2. A combination as defined in claim 1 in which the temperature responsive means comprises a temperature responsive magnetic material adapted to be responsive to the temperature of the body to be heated and having a curie point below 212 F. and a permanent magnet magnetically associated with said magnetic material, and means for mounting said permanent magnet and said magnetic material for movement relative to each other for controlling the closing and opening of said shunt circuit opening means.

3. A combination as defined in claim 1 in which said adjustment means comprises a movable shaft which is movable to adjust the control means from a very low rate to a high rate, said shaft means being provided with cam means effective only in the positions corresponding to the lower rates of adjustment for preventing the closing of said shunt circuit opening means.

4. A combination as defined in claim 1 in which the shunt circuit opening means includes a first switch operated to open position by said temperature responsive means above a predetermined temperature and a second switch operated by said movable adjustment means toopen position only in positions corresponding to the lower rates of adjustment.

5. In combination, an electric heater adapted to heat a body in heat transfer with it, an adjustable current control means connected in series with said electric heater including movable adjustment means for varying the average current flow to said heater from a very low rate to a high rate, a shunt circuit for shunting said current control means to obtain a higher rate of current flow through said heater than provided by said current control means when adjusted to any rate below its highest selected rate, said shunt circuit being provided with a normally open relay, temperature responsive means adapted to be responsive to the temperature of the body to be heated having means effective below a predetermined temperature for energizing said relay and eifective above said predetermined temperature for de-energizing said relay, and means operated by said movable adjustment means and effective only in positions corresponding to the lower rates of adjustment for preventing the closing of said relay.

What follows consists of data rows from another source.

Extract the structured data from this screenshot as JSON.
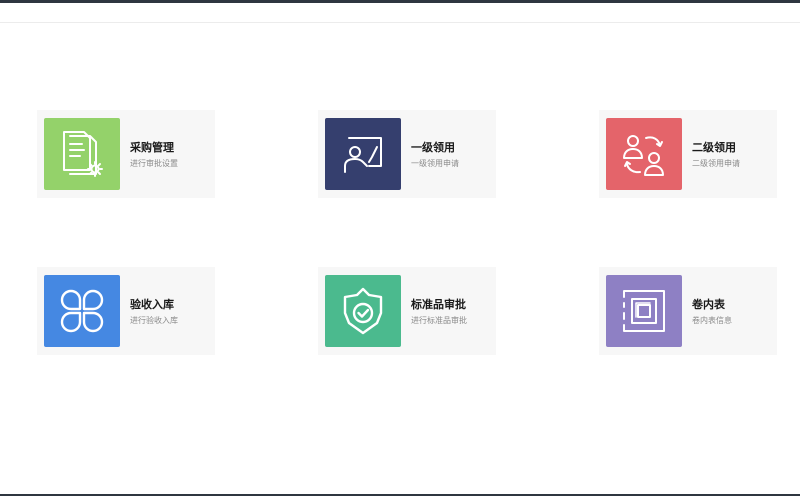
{
  "colors": {
    "topbar": "#2f3640",
    "card_background": "#f7f7f7"
  },
  "cards": [
    {
      "title": "采购管理",
      "subtitle": "进行审批设置",
      "icon": "document-settings-icon",
      "color": "#94d26a"
    },
    {
      "title": "一级领用",
      "subtitle": "一级领用申请",
      "icon": "presenter-board-icon",
      "color": "#353f6e"
    },
    {
      "title": "二级领用",
      "subtitle": "二级领用申请",
      "icon": "user-exchange-icon",
      "color": "#e4646a"
    },
    {
      "title": "验收入库",
      "subtitle": "进行验收入库",
      "icon": "four-petal-icon",
      "color": "#4588e2"
    },
    {
      "title": "标准品审批",
      "subtitle": "进行标准品审批",
      "icon": "shield-check-icon",
      "color": "#4bba8e"
    },
    {
      "title": "卷内表",
      "subtitle": "卷内表信息",
      "icon": "layered-squares-icon",
      "color": "#8e80c4"
    }
  ]
}
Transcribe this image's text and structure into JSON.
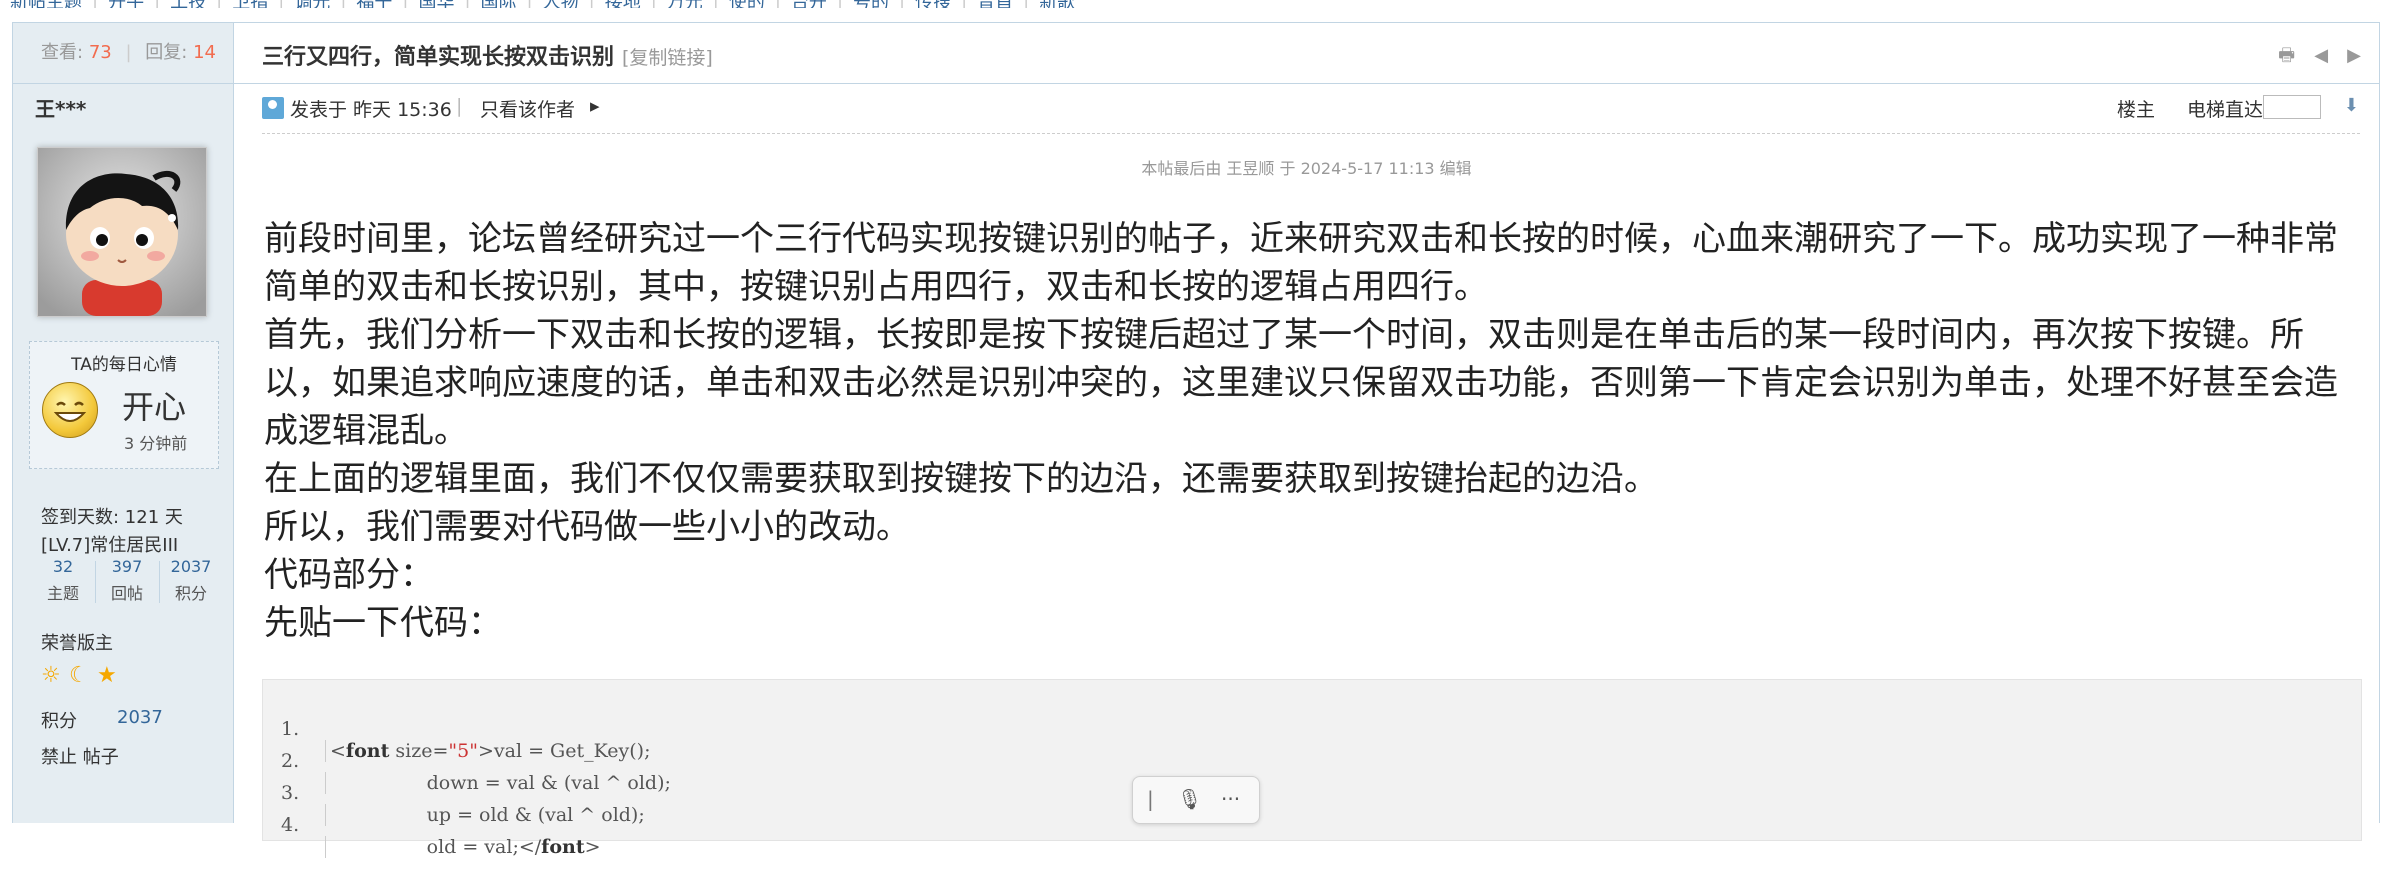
{
  "topnav": [
    "新帖主题",
    "开牛",
    "工技",
    "卫指",
    "调光",
    "福干",
    "国华",
    "国际",
    "人物",
    "接地",
    "万元",
    "使的",
    "台开",
    "号的",
    "传搜",
    "音首",
    "新歌"
  ],
  "stats": {
    "views_label": "查看:",
    "views": "73",
    "replies_label": "回复:",
    "replies": "14"
  },
  "user": {
    "name": "王***",
    "mood_title": "TA的每日心情",
    "mood": "开心",
    "mood_time": "3 分钟前",
    "signin": "签到天数: 121 天",
    "level": "[LV.7]常住居民III",
    "counts": [
      {
        "value": "32",
        "label": "主题"
      },
      {
        "value": "397",
        "label": "回帖"
      },
      {
        "value": "2037",
        "label": "积分"
      }
    ],
    "honor": "荣誉版主",
    "points_label": "积分",
    "points": "2037",
    "ban": "禁止 帖子"
  },
  "thread": {
    "title": "三行又四行，简单实现长按双击识别",
    "copy_link": "[复制链接]",
    "posted": "发表于 昨天 15:36",
    "sep": "|",
    "only_author": "只看该作者",
    "owner": "楼主",
    "elevator": "电梯直达",
    "edited": "本帖最后由 王昱顺 于 2024-5-17 11:13 编辑"
  },
  "content": [
    "前段时间里，论坛曾经研究过一个三行代码实现按键识别的帖子，近来研究双击和长按的时候，心血来潮研究了一下。成功实现了一种非常简单的双击和长按识别，其中，按键识别占用四行，双击和长按的逻辑占用四行。",
    "首先，我们分析一下双击和长按的逻辑，长按即是按下按键后超过了某一个时间，双击则是在单击后的某一段时间内，再次按下按键。所以，如果追求响应速度的话，单击和双击必然是识别冲突的，这里建议只保留双击功能，否则第一下肯定会识别为单击，处理不好甚至会造成逻辑混乱。",
    "在上面的逻辑里面，我们不仅仅需要获取到按键按下的边沿，还需要获取到按键抬起的边沿。",
    "所以，我们需要对代码做一些小小的改动。",
    "代码部分：",
    "先贴一下代码："
  ],
  "code": {
    "line_numbers": [
      "1.",
      "2.",
      "3.",
      "4."
    ],
    "line1_open": "<",
    "line1_tag": "font",
    "line1_attr": " size=",
    "line1_val": "\"5\"",
    "line1_rest": ">val = Get_Key();",
    "line2": "                down = val & (val ^ old);",
    "line3": "                up = old & (val ^ old);",
    "line4_text": "                old = val;</",
    "line4_tag": "font",
    "line4_close": ">"
  },
  "colors": {
    "accent": "#369",
    "highlight": "#f26c4f",
    "border": "#c2d5e3",
    "side_bg": "#e5edf2"
  }
}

-6. A combination as defined in claim 5 in which the temperature responsive means comprises a temperature responsive magnetic material having a curie point below 212 F. and a permanent magnet magnetically associated with said magnetic material, and means for mounting said permanent magnet and said magnetic material for relative movement toward each other for controlling the energization and de-energization of said relay.

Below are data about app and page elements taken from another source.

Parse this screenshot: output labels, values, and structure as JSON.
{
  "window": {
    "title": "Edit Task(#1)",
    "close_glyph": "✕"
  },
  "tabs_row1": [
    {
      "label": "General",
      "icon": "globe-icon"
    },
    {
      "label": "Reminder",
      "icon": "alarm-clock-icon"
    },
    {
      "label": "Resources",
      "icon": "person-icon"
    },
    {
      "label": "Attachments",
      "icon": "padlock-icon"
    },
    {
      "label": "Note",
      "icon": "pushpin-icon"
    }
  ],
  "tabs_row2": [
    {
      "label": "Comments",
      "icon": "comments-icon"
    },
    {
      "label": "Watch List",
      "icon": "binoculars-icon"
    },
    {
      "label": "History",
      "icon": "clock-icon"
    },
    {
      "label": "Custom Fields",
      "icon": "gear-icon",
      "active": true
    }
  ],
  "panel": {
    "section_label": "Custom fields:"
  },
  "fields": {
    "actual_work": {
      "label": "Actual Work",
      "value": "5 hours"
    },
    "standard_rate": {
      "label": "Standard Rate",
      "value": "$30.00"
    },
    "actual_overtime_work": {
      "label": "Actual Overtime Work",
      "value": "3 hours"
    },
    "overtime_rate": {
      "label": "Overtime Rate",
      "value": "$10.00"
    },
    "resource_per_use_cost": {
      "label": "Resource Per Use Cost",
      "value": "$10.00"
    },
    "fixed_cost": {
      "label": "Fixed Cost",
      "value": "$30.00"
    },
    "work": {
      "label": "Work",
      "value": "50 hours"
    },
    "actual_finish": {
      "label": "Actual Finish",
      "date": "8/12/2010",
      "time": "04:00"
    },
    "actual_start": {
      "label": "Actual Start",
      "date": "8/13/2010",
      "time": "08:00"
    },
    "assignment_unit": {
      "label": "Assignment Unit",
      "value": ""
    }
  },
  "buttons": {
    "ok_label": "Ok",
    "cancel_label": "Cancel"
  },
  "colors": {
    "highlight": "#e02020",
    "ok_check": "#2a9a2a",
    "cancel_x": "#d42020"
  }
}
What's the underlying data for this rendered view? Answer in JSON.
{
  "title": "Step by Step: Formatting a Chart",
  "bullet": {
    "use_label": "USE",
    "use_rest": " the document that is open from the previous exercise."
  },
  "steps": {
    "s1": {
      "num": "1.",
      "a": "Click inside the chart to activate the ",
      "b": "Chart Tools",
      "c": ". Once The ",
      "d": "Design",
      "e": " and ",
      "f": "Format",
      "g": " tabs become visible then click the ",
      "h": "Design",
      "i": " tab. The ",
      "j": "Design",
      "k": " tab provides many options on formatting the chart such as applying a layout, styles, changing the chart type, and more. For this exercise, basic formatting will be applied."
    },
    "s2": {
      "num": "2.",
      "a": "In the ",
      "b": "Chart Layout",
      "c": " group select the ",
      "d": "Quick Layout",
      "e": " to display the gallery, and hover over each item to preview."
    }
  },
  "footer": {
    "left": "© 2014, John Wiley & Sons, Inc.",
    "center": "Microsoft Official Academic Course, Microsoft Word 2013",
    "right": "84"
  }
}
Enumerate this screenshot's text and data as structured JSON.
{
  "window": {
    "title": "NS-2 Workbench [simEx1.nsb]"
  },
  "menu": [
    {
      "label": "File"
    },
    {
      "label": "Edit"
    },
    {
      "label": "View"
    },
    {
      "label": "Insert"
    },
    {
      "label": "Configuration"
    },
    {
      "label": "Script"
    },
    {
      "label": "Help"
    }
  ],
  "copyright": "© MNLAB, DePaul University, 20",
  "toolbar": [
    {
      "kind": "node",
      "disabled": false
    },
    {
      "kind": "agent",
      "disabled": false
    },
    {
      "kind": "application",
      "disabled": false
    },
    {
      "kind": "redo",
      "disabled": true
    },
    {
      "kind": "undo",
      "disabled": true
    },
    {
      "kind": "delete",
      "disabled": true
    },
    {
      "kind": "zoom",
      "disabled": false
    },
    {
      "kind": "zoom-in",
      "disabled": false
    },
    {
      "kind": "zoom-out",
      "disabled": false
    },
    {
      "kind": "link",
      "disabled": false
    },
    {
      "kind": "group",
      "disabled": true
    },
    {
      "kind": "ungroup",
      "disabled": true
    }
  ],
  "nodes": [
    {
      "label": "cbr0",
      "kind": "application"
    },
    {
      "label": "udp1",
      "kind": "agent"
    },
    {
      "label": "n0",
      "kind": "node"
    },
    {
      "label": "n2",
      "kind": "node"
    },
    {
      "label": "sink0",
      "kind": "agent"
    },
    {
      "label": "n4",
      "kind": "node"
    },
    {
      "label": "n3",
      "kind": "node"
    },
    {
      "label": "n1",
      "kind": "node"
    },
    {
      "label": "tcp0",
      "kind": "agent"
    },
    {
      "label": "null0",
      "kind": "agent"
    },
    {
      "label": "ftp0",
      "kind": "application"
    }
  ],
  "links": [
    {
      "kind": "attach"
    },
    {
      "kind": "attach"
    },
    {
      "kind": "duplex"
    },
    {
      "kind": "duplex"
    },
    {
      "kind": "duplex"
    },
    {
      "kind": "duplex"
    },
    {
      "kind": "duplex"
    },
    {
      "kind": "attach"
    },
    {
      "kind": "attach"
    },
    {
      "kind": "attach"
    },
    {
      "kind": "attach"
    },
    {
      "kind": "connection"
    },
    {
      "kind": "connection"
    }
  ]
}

References Cited UNITED STATES PATENTS 3,328,561 6/1967 SakamOto et al 219-450 3,118,044 1/1964 Holtkamp 219450 2,663,785 12/1953 Graham 2l9495 BERNARD A. GILHEANY, Primary Examiner 20 F. E. BELL, Assistant Examiner

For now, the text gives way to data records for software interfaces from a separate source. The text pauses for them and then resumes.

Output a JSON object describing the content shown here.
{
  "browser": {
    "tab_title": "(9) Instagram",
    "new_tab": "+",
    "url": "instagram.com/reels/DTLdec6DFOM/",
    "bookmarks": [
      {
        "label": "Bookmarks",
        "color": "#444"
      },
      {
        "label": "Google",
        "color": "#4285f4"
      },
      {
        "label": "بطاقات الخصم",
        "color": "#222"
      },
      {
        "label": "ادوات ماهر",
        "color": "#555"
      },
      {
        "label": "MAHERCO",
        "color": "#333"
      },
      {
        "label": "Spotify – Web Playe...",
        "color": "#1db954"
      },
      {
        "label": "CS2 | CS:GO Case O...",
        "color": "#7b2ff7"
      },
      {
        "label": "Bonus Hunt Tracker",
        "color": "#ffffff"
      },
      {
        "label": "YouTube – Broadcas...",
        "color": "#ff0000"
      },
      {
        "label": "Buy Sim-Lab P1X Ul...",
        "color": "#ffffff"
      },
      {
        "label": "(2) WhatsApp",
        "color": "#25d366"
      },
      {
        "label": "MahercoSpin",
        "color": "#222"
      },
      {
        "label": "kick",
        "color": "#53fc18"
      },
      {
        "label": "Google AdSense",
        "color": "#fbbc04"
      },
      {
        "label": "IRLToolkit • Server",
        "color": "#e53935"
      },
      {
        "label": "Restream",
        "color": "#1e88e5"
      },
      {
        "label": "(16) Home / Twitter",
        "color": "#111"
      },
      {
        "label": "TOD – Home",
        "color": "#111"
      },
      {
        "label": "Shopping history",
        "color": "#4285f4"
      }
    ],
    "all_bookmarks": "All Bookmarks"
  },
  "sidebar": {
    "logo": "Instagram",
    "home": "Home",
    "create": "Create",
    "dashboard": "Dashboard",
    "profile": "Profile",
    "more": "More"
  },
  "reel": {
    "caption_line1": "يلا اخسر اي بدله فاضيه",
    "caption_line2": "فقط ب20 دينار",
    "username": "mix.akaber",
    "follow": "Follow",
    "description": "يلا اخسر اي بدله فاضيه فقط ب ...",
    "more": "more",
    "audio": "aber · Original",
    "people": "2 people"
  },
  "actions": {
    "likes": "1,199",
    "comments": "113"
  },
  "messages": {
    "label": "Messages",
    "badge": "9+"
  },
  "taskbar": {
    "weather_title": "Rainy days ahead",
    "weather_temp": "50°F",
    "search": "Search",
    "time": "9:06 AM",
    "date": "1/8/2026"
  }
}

Patent Citations
Cited PatentFiling datePublication dateApplicantTitle
US2663785 *Dec 11, 1948Dec 22, 1953Gen Mills IncWaffle iron
US3118044 *Nov 10, 1960Jan 14, 1964Westinghouse Electric CorpControl for cooking apparatus
US3328561 *Oct 29, 1963Jun 27, 1967Matsushita Electric Ind Co LtdElectric cooking apparatus having thermomagnetic temperature control means
Referenced by
Citing PatentFiling datePublication dateApplicantTitle
US4770545 *Apr 23, 1987Sep 13, 1988Matsushita Electric Industrial Co., Ltd.Temperature sensor
US6951997Jul 26, 2002Oct 4, 2005Ark-Les CorporationControl of a cooktop heating element
US7304274Oct 3, 2005Dec 4, 2007Illinois Tool Works Inc.Control of a cooktop heating element
US7420142Oct 11, 2006Sep 2, 2008Illinois Tool Works, IncPower control module for electrical appliances
Classifications
U.S. Classification219/448.16
International ClassificationH05B1/02
Cooperative ClassificationH05B1/0219
European ClassificationH05B1/02A6